#### [RECORD EXCERPTS]
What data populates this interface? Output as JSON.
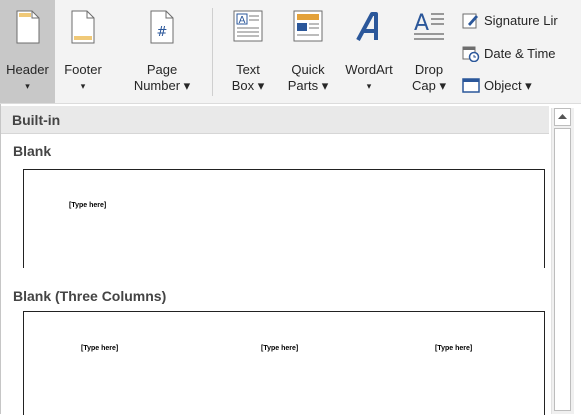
{
  "ribbon": {
    "header": {
      "line1": "Header",
      "line2": "▾"
    },
    "footer": {
      "line1": "Footer",
      "line2": "▾"
    },
    "page_number": {
      "line1": "Page",
      "line2": "Number ▾"
    },
    "text_box": {
      "line1": "Text",
      "line2": "Box ▾"
    },
    "quick_parts": {
      "line1": "Quick",
      "line2": "Parts ▾"
    },
    "wordart": {
      "line1": "WordArt",
      "line2": "▾"
    },
    "drop_cap": {
      "line1": "Drop",
      "line2": "Cap ▾"
    },
    "signature_line": "Signature Lir",
    "date_time": "Date & Time",
    "object": "Object  ▾"
  },
  "gallery": {
    "category": "Built-in",
    "items": [
      {
        "title": "Blank",
        "placeholders": [
          "[Type here]"
        ]
      },
      {
        "title": "Blank (Three Columns)",
        "placeholders": [
          "[Type here]",
          "[Type here]",
          "[Type here]"
        ]
      }
    ]
  },
  "colors": {
    "accent": "#2b579a",
    "selected": "#c8c8c8"
  }
}
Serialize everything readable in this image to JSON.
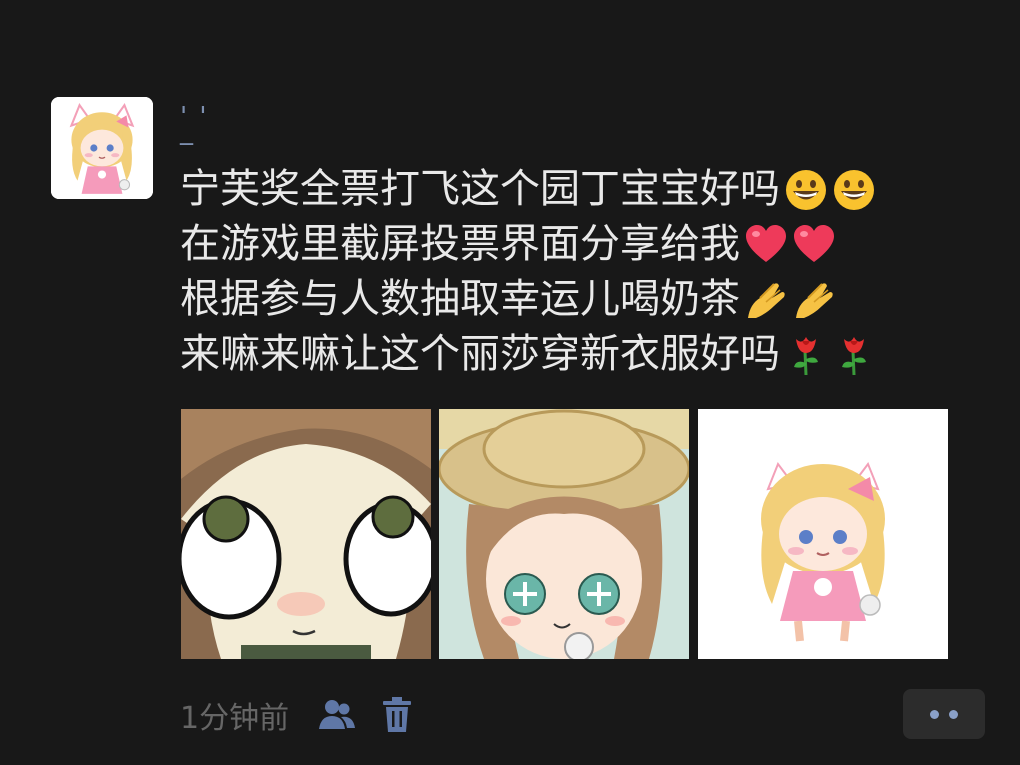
{
  "post": {
    "username_line1": "' '",
    "username_line2": "_",
    "lines": [
      {
        "text": "宁芙奖全票打飞这个园丁宝宝好吗",
        "emojis": [
          "grinning-face-emoji",
          "grinning-face-emoji"
        ]
      },
      {
        "text": "在游戏里截屏投票界面分享给我",
        "emojis": [
          "red-heart-emoji",
          "red-heart-emoji"
        ]
      },
      {
        "text": "根据参与人数抽取幸运儿喝奶茶",
        "emojis": [
          "pinched-fingers-emoji",
          "pinched-fingers-emoji"
        ]
      },
      {
        "text": "来嘛来嘛让这个丽莎穿新衣服好吗",
        "emojis": [
          "rose-emoji",
          "rose-emoji"
        ]
      }
    ],
    "photos": [
      "gardener-closeup-portrait",
      "gardener-straw-hat-portrait",
      "pink-chibi-girl-sticker"
    ],
    "time_label": "1分钟前",
    "icons": {
      "visibility": "people-icon",
      "delete": "trash-icon",
      "more": "more-dots-icon"
    }
  },
  "colors": {
    "background": "#181818",
    "text": "#e9e9e9",
    "username": "#7d8fb0",
    "meta_text": "#666666",
    "meta_icon": "#5f77a6",
    "more_button_bg": "#2c2c2c"
  }
}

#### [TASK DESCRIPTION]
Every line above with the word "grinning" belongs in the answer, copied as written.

#### [RESULT]
          "grinning-face-emoji",
          "grinning-face-emoji"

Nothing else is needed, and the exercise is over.